NEW YORK (Reuters) – The New York City mayor and New York governor raised the alarm on Thursday after the U.S. Supreme Court lifted state restrictions on carrying concealed guns in public, saying more people will now carry firearms and that everyone will be less safe.
Mayor Eric Adams, a Democrat and former police captain, predicted that more disputes would turn into violence once it becomes easier to carry a gun in the city of more than 8 million, the nation’s most populous city.
“This decision has made us all less safe from gun violence,” Adams said at a city hall news conference. “The decision ignores the shocking crisis of gun violence that is sweeping not only New York every day, but our entire country.”
So far this year, 693 people have been shot in New York City, according to official statistics that include both fatal and nonfatal shootings, down about 9% from 765 in the same period last year.
Mass shootings are becoming more common in the United States, including one on May 14 at a convenience store in Buffalo, New York, which killed 10 black people. An outspoken white supremacist was charged with murder and domestic terrorism motivated by hate.
The Supreme Court first ruled that the Second Amendment to the U.S. Constitution, which protects the right to “keep and bear arms” and was ratified in 1791, guaranteed an individual right to bear arms in public for self-defense.
The court’s conservative majority ruled that New York State’s system of issuing covert carrying licenses only to people who could prove they had “the right reason” was unconstitutional.
New York Governor Kathy Hochul, who called the ruling “deeply disturbing,” said the state will pursue a new gun licensing policy in line with the ruling.
“Shocking,” Hochul, a Democrat, said at a news conference. “Absolutely shocking that they have stripped us of the right to reasonable restraints.”
Hochul said her office would work with the Democrat-controlled state legislature to pass new measures, including defining “sensitive places” where guns would be banned.
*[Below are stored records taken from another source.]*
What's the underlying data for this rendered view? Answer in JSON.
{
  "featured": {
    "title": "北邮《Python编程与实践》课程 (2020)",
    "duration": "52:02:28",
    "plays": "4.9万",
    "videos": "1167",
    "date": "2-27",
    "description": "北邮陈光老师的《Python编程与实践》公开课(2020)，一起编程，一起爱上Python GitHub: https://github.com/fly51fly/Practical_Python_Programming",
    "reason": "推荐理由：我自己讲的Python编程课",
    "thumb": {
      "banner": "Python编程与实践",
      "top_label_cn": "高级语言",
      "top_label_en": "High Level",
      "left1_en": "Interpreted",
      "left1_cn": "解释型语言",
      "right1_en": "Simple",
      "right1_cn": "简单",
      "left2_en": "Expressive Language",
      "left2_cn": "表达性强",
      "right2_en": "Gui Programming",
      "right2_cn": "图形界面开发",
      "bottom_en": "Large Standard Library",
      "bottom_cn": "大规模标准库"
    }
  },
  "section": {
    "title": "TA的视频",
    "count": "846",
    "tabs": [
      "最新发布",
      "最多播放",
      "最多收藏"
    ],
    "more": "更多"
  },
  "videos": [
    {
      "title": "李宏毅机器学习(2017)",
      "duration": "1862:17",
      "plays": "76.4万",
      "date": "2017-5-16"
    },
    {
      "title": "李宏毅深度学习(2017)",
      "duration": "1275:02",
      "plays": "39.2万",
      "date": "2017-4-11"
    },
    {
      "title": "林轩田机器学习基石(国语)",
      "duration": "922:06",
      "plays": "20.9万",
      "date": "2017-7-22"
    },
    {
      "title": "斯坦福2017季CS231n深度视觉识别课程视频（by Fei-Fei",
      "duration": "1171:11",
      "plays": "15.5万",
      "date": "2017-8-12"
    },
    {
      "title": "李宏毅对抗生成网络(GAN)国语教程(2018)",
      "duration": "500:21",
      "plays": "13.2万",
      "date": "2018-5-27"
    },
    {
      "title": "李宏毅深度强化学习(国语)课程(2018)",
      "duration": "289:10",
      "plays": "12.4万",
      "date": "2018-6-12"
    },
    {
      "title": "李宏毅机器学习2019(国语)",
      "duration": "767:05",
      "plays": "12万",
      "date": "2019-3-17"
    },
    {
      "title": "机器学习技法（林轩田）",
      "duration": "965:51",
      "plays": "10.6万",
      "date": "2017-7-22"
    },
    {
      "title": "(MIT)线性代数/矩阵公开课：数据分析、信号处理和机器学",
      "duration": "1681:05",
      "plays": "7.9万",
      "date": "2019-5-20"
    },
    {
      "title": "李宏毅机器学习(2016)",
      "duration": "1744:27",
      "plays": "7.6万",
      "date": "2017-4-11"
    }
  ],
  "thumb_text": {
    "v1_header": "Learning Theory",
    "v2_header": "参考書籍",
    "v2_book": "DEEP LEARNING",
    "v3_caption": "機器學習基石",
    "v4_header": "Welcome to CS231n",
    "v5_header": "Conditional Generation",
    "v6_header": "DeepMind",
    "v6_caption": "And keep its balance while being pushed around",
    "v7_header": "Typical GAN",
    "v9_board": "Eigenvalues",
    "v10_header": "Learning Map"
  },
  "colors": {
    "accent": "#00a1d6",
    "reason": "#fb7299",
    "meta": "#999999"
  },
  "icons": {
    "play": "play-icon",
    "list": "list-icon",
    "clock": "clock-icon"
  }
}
Paige Graves, the general advisor to the New York transit system, said the Metropolitan Transportation Authority has begun to put in place “appropriate rules to keep dangerous weapons out of our subways, buses and commuter trains.”
Hochul proposed changes to the state’s licensing process that would create a “higher threshold” for concealed carry licenses and require firearms training. She said she does not want weapons to be allowed on private company premises unless the entrepreneur expressly decides otherwise.
Her office said that as of Thursday, New Yorkers still needed to apply for a concealed-carrying permit, but more will likely be granted because an applicant no longer has to provide a specific justification for wanting a self-defense weapon.
Large groups of public defenders in New York City filed a petition with the Supreme Court last year in support of gun rights plaintiffs in the case.
The public defenders said they represented many clients, especially black and Hispanic New Yorkers, who continued to comply with the law but had been prosecuted for obtaining a weapon for self-defense or wrongly denied a license.
“This decision could be a positive step towards ending arbitrary licensing standards that have hindered legal Black and Brown gun ownership in New York,” the Legal Aid Society said in a statement.
(Reporting by Jonathan Allen in New York; editing by Will Dunham and Donna Bryson)